Tuna industry calls for 20% cut in Yellowfin catch to prevent stock collapsing
In a collaborative letter, WWF and key national and international businesses1 are calling on the Commission to reduce catches of yellowfin tuna by 20% and introduce harvest control rules to ensure the sustainability of all Indian Ocean tuna stocks, including skipjack.
According to the latest stock assessment conducted by the IOTC, overfishing of yellowfin tuna has been rife in the Indian Ocean since 2013. The Commission, which is responsible for conservation and management of tuna and other marine resources in the Indian Ocean, has also stated that if immediate steps are not taken to end overfishing and rebuild the seriously depleted stock, there is a high risk of stock collapse within just five years.
Despite repeated warnings from the Indian Ocean Tuna Commission’s Scientific Committee, which provides advice to fisheries managers, catches of yellowfin tuna continue to increase, well in excess of recommended limits. And after 20 years of talks, the Commission has yet to adopt any effective measures to control the exploitation of tuna stocks.
“ We are concerned as a country of the recent scientific reports on the status of tuna stocks in the Indian Ocean region, in particular the yellowfin tuna which is currently in the red status”, said Dr. Harrison Charo, the Kenya Director of Fisheries. “It is high time that we IOTC members put in place urgent conservation and management measures to help rebuild the stocks with a view to enhancing the socio-economic benefits to the respective countries and local fishing communities”, said Dr. Charo.
“The industry and communities that rely on a healthy yellowfin stock are rightly concerned by the IOTC’s predictions of a stock collapse in the near future, which would place their livelihoods under threat”, said Dr Wetjens Dimmlich, WWF Indian Ocean tuna program manager. “Measures need to be taken immediately to begin rebuilding the stocks of yellowfin tuna to sustainable levels. With the clear support of such a broad cross section of the tuna fishing community, WWF hopes the IOTC commissioners will respond to this call for action and take steps to protect the industry they are responsible for.”
In 2012, the global tuna catch reached a record high of more than 7m tonnes (FAO, 2014). Skipjack was the biggest contributor to the global tuna market, contributing about 58 per cent to the 2011 catch of principal tunas, followed by yellowfin which contributes around 27 per cent2 . Europe imports more seafood than any other region or country globally, absorbing 24% of the world’s production (EUMOFA, 2014). The EU is the main single export market for Indian Ocean tuna products – 1.2million tonnes3.

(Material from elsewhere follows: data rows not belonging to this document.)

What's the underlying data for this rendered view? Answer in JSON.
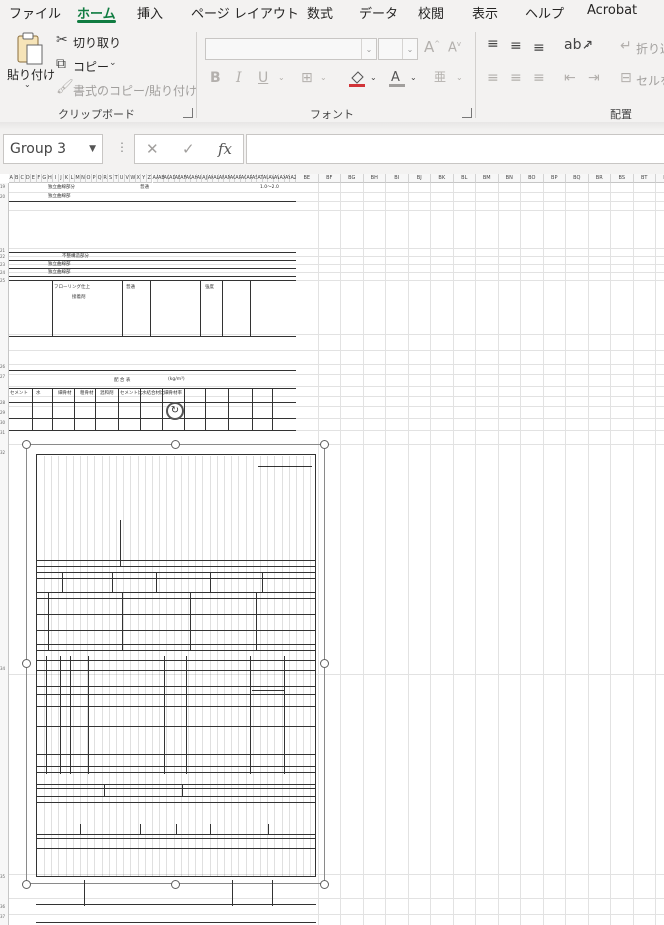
{
  "menu": {
    "tabs": [
      {
        "label": "ファイル",
        "active": false
      },
      {
        "label": "ホーム",
        "active": true
      },
      {
        "label": "挿入",
        "active": false
      },
      {
        "label": "ページ レイアウト",
        "active": false
      },
      {
        "label": "数式",
        "active": false
      },
      {
        "label": "データ",
        "active": false
      },
      {
        "label": "校閲",
        "active": false
      },
      {
        "label": "表示",
        "active": false
      },
      {
        "label": "ヘルプ",
        "active": false
      },
      {
        "label": "Acrobat",
        "active": false
      }
    ]
  },
  "ribbon": {
    "clipboard": {
      "paste": "貼り付け",
      "cut": "切り取り",
      "copy": "コピー",
      "format_painter": "書式のコピー/貼り付け",
      "group_label": "クリップボード"
    },
    "font": {
      "font_name": "",
      "font_size": "",
      "bold": "B",
      "italic": "I",
      "underline": "U",
      "group_label": "フォント"
    },
    "alignment": {
      "wrap_text": "折り返",
      "merge": "セルを",
      "group_label": "配置"
    }
  },
  "formula_bar": {
    "name_box": "Group 3",
    "cancel": "✕",
    "enter": "✓",
    "fx": "fx",
    "value": ""
  },
  "sheet": {
    "columns": [
      "A",
      "B",
      "C",
      "D",
      "E",
      "F",
      "G",
      "H",
      "I",
      "J",
      "K",
      "L",
      "M",
      "N",
      "O",
      "P",
      "Q",
      "R",
      "S",
      "T",
      "U",
      "V",
      "W",
      "X",
      "Y",
      "Z",
      "AA",
      "AB",
      "AC",
      "AD",
      "AE",
      "AF",
      "AG",
      "AH",
      "AI",
      "AJ",
      "AK",
      "AL",
      "AM",
      "AN",
      "AO",
      "AP",
      "AQ",
      "AR",
      "AS",
      "AT",
      "AU",
      "AV",
      "AW",
      "AX",
      "AY",
      "AZ",
      "BA",
      "BB",
      "BC",
      "BD",
      "BE",
      "BF",
      "BG",
      "BH",
      "BI",
      "BJ",
      "BK",
      "BL",
      "BM",
      "BN",
      "BO",
      "BP",
      "BQ",
      "BR",
      "BS",
      "BT",
      "BU"
    ],
    "right_columns": [
      "BE",
      "BF",
      "BG",
      "BH",
      "BI",
      "BJ",
      "BK",
      "BL",
      "BM",
      "BN",
      "BO",
      "BP",
      "BQ",
      "BR",
      "BS",
      "BT",
      "BU"
    ],
    "form_texts": [
      "独立曲線部分",
      "独立曲線部",
      "普通",
      "1.0〜2.0",
      "不整構造部分",
      "独立曲線部",
      "独立曲線部",
      "フローリング仕上",
      "接着剤",
      "普通",
      "強度",
      "配 合 表",
      "(kg/m³)",
      "セメント",
      "水",
      "細骨材",
      "粗骨材",
      "混和剤",
      "セメント比",
      "水結合材比",
      "細骨材率"
    ]
  }
}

Notes to Editors:
1 A copy of the letter signed by fisheries and supermarkets is available here.
2 FAO 2014. The State of World Fisheries and Aquaculture 2014
3 Eurofish Magazine
Full list of corporates: Asda, Bell, Carrefour, Casino, Chancerelle (Connectable), Club Med, Coop (Ch), Coop (UK), Davigel, Delhaize, Direct Seafoods, Fish4Ever, Frinsa, HOFER (ALDI), Iglo, Intermarché, John West, Leclerc, Lovering, Mareblu, Marks and Spencer, Migros, Mercadona, Morrisons, Moshi Moshi, New England Seafood, Palmera, Petit Navire, Picard, Princes, Rio Mare, Sainsburys, Saupiquet, Sodexo, SPAR Austria, Tesco, Thai Union, Waitrose.
For more information please contact:
Wetjens Dimmlich, Indian Ocean Tuna Programme Manager, WWF-Smart Fishing Initiative email@example.com, Mobile: +248 254 1116
Daniel Suddaby, WWF-Smart Fishing Initiative deputy leader, firstname.lastname@example.org
Aisla Jones, WWF UK, seafood sustainability officer, email@example.com